* _Your task_
Each line below that contains the word "time" must be copied.

* _Source information_
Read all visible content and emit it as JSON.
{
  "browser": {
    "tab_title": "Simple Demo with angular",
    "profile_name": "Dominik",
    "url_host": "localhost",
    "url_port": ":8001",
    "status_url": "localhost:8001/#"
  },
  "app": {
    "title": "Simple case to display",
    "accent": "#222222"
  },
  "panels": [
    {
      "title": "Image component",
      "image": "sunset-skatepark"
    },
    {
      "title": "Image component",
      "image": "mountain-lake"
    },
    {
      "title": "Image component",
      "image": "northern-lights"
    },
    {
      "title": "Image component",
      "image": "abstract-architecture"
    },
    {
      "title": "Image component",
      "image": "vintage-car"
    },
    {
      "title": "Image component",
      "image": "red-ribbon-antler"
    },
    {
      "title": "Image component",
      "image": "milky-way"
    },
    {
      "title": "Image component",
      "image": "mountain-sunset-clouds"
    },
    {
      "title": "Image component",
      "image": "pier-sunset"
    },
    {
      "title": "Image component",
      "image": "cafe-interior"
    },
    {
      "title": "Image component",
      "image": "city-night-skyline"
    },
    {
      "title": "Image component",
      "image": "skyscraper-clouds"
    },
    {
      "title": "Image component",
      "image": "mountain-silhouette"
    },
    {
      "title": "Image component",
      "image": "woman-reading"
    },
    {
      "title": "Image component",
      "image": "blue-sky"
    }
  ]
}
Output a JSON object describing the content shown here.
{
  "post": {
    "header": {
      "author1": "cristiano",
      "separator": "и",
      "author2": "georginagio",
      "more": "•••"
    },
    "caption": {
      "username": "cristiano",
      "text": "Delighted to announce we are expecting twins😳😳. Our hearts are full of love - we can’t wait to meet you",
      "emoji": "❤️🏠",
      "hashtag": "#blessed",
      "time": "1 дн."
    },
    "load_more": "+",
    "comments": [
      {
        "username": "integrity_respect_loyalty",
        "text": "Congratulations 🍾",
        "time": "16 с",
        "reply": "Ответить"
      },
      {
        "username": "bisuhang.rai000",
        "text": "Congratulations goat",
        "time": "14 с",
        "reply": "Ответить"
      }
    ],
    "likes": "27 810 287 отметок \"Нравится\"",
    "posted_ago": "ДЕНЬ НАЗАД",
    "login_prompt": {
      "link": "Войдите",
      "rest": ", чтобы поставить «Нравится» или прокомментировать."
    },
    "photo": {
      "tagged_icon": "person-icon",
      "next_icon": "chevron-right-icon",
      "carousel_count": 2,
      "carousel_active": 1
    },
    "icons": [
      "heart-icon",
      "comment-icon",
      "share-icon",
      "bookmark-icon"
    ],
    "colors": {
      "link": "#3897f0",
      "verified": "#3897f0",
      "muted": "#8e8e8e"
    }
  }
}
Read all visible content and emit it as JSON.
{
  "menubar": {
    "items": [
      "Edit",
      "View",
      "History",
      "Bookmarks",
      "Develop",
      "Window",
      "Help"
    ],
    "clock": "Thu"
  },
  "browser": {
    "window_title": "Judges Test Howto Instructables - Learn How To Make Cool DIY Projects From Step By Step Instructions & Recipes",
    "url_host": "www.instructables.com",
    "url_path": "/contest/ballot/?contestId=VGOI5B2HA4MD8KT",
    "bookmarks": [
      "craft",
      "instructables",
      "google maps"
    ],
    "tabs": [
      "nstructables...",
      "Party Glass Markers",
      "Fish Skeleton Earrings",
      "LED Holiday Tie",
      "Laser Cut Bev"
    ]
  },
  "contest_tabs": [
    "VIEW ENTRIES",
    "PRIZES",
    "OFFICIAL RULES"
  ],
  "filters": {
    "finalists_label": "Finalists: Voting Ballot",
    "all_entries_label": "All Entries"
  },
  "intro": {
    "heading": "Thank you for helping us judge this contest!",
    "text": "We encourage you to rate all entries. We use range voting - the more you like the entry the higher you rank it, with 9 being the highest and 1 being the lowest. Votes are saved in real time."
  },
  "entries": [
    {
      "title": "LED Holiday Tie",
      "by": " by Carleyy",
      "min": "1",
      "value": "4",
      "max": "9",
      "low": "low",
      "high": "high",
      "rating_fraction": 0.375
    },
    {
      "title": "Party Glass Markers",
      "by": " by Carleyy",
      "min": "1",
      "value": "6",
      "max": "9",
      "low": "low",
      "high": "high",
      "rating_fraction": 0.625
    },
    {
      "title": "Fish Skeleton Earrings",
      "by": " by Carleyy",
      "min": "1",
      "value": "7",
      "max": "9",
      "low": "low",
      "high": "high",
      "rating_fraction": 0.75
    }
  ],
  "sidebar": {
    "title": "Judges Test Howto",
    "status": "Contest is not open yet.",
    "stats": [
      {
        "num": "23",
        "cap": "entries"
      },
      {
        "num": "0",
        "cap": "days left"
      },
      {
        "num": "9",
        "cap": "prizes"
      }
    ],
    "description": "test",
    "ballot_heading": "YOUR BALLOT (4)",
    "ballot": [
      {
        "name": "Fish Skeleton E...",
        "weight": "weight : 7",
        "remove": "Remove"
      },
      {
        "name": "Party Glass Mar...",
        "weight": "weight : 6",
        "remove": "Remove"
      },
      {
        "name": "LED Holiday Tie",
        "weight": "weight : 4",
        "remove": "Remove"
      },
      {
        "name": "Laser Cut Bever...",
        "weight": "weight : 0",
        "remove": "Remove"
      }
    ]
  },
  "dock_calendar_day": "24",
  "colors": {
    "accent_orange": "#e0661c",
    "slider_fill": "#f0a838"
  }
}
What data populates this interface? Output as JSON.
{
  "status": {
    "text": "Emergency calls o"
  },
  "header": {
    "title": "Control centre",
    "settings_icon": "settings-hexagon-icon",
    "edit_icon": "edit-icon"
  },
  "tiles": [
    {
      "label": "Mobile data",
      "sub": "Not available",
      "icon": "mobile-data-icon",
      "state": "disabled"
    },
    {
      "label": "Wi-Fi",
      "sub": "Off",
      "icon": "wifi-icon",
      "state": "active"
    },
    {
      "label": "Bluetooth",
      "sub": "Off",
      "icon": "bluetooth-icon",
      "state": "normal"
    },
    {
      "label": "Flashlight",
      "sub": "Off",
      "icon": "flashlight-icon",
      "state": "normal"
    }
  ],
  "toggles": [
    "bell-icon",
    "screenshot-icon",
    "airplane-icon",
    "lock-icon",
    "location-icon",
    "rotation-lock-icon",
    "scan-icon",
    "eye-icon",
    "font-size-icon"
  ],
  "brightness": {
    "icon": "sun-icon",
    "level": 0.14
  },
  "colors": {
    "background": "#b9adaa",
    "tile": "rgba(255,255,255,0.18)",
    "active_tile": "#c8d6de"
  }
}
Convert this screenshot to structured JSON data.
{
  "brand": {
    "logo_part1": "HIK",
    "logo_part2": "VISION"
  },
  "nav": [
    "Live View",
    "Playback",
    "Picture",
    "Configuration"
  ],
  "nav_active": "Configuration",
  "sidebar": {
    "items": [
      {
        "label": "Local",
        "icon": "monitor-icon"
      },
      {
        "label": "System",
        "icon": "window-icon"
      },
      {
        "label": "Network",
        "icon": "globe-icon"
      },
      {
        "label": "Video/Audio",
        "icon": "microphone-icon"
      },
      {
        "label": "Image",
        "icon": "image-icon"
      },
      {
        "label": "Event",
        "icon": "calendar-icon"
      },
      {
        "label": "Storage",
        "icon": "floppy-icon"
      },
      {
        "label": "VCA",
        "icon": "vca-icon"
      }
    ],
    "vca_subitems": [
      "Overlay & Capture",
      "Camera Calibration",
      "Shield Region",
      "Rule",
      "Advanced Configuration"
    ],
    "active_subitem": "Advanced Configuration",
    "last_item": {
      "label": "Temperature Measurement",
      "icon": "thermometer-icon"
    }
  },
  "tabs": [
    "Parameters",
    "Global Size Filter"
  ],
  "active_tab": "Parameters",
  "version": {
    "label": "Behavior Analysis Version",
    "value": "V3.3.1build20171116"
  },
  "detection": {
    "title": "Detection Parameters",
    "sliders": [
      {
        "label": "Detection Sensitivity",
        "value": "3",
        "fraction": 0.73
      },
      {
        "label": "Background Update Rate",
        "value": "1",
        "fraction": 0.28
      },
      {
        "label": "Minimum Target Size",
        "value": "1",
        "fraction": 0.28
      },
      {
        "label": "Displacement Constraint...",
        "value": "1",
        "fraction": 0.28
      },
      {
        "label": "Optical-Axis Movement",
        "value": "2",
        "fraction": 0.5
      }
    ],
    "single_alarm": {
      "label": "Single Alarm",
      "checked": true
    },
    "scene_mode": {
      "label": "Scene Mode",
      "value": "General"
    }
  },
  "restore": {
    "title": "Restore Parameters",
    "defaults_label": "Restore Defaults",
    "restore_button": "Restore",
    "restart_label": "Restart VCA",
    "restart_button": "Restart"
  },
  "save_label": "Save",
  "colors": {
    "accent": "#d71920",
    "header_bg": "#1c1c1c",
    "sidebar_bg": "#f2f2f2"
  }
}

* _Answer space_
      "time": "1 дн."
        "time": "16 с",
        "time": "14 с",
    "text": "We encourage you to rate all entries. We use range voting - the more you like the entry the higher you rank it, with 9 being the highest and 1 being the lowest. Votes are saved in real time."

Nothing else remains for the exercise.